Instructions for the task:
Return the data given below exactly as it appears.

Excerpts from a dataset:

== Segment start ==

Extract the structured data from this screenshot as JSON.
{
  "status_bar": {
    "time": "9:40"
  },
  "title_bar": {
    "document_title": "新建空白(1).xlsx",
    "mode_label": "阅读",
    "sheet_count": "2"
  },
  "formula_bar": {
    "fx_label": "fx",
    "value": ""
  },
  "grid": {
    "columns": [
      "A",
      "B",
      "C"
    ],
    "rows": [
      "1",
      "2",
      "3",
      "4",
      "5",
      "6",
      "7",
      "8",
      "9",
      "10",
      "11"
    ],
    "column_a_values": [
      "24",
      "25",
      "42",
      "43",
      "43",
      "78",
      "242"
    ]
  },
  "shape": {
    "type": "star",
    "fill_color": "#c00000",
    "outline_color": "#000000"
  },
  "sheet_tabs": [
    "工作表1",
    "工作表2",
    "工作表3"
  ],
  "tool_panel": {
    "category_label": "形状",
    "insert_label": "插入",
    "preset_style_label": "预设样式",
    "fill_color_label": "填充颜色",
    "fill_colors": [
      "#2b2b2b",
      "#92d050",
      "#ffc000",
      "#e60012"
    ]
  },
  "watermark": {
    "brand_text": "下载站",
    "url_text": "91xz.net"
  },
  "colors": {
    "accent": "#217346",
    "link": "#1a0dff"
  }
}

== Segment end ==

Task answer:
Extract the structured data from this screenshot as JSON.
{
  "status_bar": {
    "time": "9:40"
  },
  "title_bar": {
    "document_title": "新建空白(1).xlsx",
    "mode_label": "阅读",
    "sheet_count": "2"
  },
  "formula_bar": {
    "fx_label": "fx",
    "value": ""
  },
  "grid": {
    "columns": [
      "A",
      "B",
      "C"
    ],
    "rows": [
      "1",
      "2",
      "3",
      "4",
      "5",
      "6",
      "7",
      "8",
      "9",
      "10",
      "11"
    ],
    "column_a_values": [
      "24",
      "25",
      "42",
      "43",
      "43",
      "78",
      "242"
    ]
  },
  "shape": {
    "type": "star",
    "fill_color": "#c00000",
    "outline_color": "#000000"
  },
  "sheet_tabs": [
    "工作表1",
    "工作表2",
    "工作表3"
  ],
  "tool_panel": {
    "category_label": "形状",
    "insert_label": "插入",
    "preset_style_label": "预设样式",
    "fill_color_label": "填充颜色",
    "fill_colors": [
      "#2b2b2b",
      "#92d050",
      "#ffc000",
      "#e60012"
    ]
  },
  "watermark": {
    "brand_text": "下载站",
    "url_text": "91xz.net"
  },
  "colors": {
    "accent": "#217346",
    "link": "#1a0dff"
  }
}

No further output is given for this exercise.